§ Aim of the exercise: Exact copy required. Repeat the records, but keep the pictures out.

§ Exercise data:
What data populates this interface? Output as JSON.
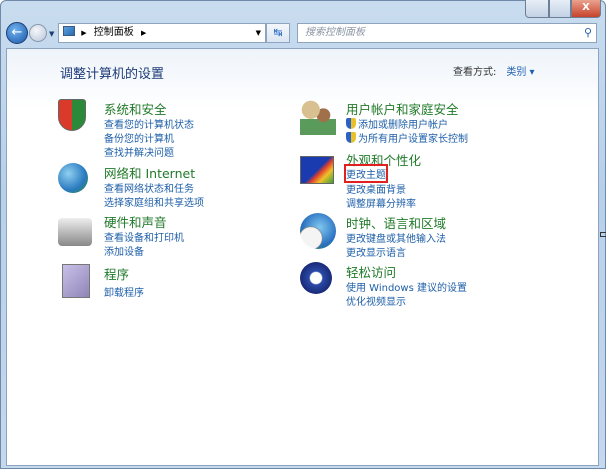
{
  "window": {
    "close_label": "X"
  },
  "nav": {
    "back_icon": "←",
    "address_root": "控制面板",
    "search_placeholder": "搜索控制面板"
  },
  "main": {
    "title": "调整计算机的设置",
    "view_by_label": "查看方式:",
    "view_by_value": "类别"
  },
  "categories": {
    "system": {
      "title": "系统和安全",
      "links": [
        "查看您的计算机状态",
        "备份您的计算机",
        "查找并解决问题"
      ]
    },
    "network": {
      "title": "网络和 Internet",
      "links": [
        "查看网络状态和任务",
        "选择家庭组和共享选项"
      ]
    },
    "hardware": {
      "title": "硬件和声音",
      "links": [
        "查看设备和打印机",
        "添加设备"
      ]
    },
    "programs": {
      "title": "程序",
      "links": [
        "卸载程序"
      ]
    },
    "users": {
      "title": "用户帐户和家庭安全",
      "links": [
        "添加或删除用户帐户",
        "为所有用户设置家长控制"
      ]
    },
    "appearance": {
      "title": "外观和个性化",
      "links": [
        "更改主题",
        "更改桌面背景",
        "调整屏幕分辨率"
      ]
    },
    "clock": {
      "title": "时钟、语言和区域",
      "links": [
        "更改键盘或其他输入法",
        "更改显示语言"
      ]
    },
    "access": {
      "title": "轻松访问",
      "links": [
        "使用 Windows 建议的设置",
        "优化视频显示"
      ]
    }
  },
  "colors": {
    "heading": "#1f7a28",
    "link": "#1e5fa8",
    "highlight": "#e0211f"
  }
}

§ Solution:
What data populates this interface? Output as JSON.
{
  "window": {
    "close_label": "X"
  },
  "nav": {
    "back_icon": "←",
    "address_root": "控制面板",
    "search_placeholder": "搜索控制面板"
  },
  "main": {
    "title": "调整计算机的设置",
    "view_by_label": "查看方式:",
    "view_by_value": "类别"
  },
  "categories": {
    "system": {
      "title": "系统和安全",
      "links": [
        "查看您的计算机状态",
        "备份您的计算机",
        "查找并解决问题"
      ]
    },
    "network": {
      "title": "网络和 Internet",
      "links": [
        "查看网络状态和任务",
        "选择家庭组和共享选项"
      ]
    },
    "hardware": {
      "title": "硬件和声音",
      "links": [
        "查看设备和打印机",
        "添加设备"
      ]
    },
    "programs": {
      "title": "程序",
      "links": [
        "卸载程序"
      ]
    },
    "users": {
      "title": "用户帐户和家庭安全",
      "links": [
        "添加或删除用户帐户",
        "为所有用户设置家长控制"
      ]
    },
    "appearance": {
      "title": "外观和个性化",
      "links": [
        "更改主题",
        "更改桌面背景",
        "调整屏幕分辨率"
      ]
    },
    "clock": {
      "title": "时钟、语言和区域",
      "links": [
        "更改键盘或其他输入法",
        "更改显示语言"
      ]
    },
    "access": {
      "title": "轻松访问",
      "links": [
        "使用 Windows 建议的设置",
        "优化视频显示"
      ]
    }
  },
  "colors": {
    "heading": "#1f7a28",
    "link": "#1e5fa8",
    "highlight": "#e0211f"
  }
}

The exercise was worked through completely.